Hot glue enough small sticks around the top of the light to cover the plastic, as you don't want that visible, but make sure the flame sticks out enough to simulate a small fire.
Turn it on and giggle at how cute it is and how clever you are, and place it wherever you like in your garden.
Apparently I added sideways photos. Hmm. I'll try to fix that later.
Step 5: Place Your Plants.
I wanted to create separation of areas, so I started by building a slightly raised barrier of Irish Moss to distinguish the grotto area from the dining area. I placed my fence along the front and left side of the garden. I then used my other groundcovers to create shrubbery in various areas around the container border and grotto.
I found it needed height, so I gathered a few neglected succulents from pots I already had and used them as trees. They're easy to trim out or replace if they grow too large, and they root quickly.
Step 6: Light It Up!
I used two 10-light strings of battery-operated white LEDs, as I knew I didn't want to plug anything in or water anything electrical.
I covered my LEDs with "marquee light covers" that I found in a craft store bargain bin. Totally not necessary, but I liked the way they added color and form to my lights. You can use colored lights, white lights, whatever you wish. Just make sure not to use the newly popular bare-wired lights in places where you'll be watering, or your lights may not last very long. Remember that you can easily replace lights if you need to, so even if your plastic covered wires eventually become water damaged, it won't cost much to switch them out.

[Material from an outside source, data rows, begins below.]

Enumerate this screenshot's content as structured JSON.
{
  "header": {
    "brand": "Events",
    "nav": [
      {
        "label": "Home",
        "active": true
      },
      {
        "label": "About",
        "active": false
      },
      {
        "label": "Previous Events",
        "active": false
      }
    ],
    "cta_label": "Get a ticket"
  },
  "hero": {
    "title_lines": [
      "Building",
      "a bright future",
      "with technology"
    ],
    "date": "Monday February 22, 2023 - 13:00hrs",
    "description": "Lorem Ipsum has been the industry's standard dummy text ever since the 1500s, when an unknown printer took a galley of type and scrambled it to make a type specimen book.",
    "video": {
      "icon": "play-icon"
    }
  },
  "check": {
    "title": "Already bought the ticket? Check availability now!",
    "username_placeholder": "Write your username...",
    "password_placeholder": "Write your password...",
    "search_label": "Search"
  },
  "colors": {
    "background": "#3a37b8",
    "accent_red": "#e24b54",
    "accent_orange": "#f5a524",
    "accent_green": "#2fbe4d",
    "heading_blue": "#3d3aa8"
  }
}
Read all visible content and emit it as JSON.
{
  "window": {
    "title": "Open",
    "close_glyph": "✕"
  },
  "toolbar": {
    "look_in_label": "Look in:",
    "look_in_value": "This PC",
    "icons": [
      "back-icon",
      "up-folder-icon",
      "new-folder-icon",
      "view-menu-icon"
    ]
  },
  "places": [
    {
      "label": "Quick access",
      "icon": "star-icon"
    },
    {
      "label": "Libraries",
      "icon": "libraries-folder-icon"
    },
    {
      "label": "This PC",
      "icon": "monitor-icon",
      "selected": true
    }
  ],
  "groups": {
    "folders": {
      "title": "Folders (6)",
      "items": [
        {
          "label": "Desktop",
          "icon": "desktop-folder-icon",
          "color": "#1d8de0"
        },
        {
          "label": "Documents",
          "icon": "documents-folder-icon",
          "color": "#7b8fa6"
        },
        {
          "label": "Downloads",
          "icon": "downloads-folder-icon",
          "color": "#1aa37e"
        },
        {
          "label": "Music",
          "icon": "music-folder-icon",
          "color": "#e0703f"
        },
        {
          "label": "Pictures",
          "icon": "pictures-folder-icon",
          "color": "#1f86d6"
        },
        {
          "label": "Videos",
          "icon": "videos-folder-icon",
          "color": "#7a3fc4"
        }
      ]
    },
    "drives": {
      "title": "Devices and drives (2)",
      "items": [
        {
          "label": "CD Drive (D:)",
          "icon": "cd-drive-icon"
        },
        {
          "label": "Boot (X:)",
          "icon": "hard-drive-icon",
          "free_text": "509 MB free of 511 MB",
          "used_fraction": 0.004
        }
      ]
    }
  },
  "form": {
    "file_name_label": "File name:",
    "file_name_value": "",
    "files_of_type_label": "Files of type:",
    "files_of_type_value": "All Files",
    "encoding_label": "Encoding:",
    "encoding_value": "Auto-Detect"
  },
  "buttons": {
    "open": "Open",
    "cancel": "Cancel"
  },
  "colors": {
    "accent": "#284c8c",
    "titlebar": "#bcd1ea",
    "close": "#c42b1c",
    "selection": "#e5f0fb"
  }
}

I hung blue covered lights around the roof of my grotto and placed pink covered lights around my table and along the fence, hiding most of the wires behind plantings. I used a tabletop as a planter, so I had easy places to hide my battery packs: duct taped the bottom of the table. You can do the same or hide yours behind your planter somehow using either duct tape or glue. If you use glue, be sure to leave your battery cover free to replace batteries when needed.
Step 7: Place Your Fairy and Take Some Photos!
If it's daylight when you take your first photos you'll have to wait impatiently for approximately 73 and a half hours for nightfall. Take a nap and come back later.
Before you hit the sofa, water your garden a little bit, avoiding light strings as best you can. Water it occasionally according to the instructions on your groundcovers and also place it where your groundcovers recommend for light and shade. Bring it indoors during inclement weather.
Step 8: Is It Dark Yet?
Turn on all of your pretty lights, get your camera and really get down in there at various angles to get a ridiculous amount of ambient photos to share with your Facebook friends! Watch the nice comments roll in and feel happy that you just made so many people smile!
I hope you enjoyed this Instructable... it was fun to make! Again, please consider voting for it in the Lights and Gardening contests! Enjoy your garden, and I hope this will inspire you to make many and share them with all of your favorite people ?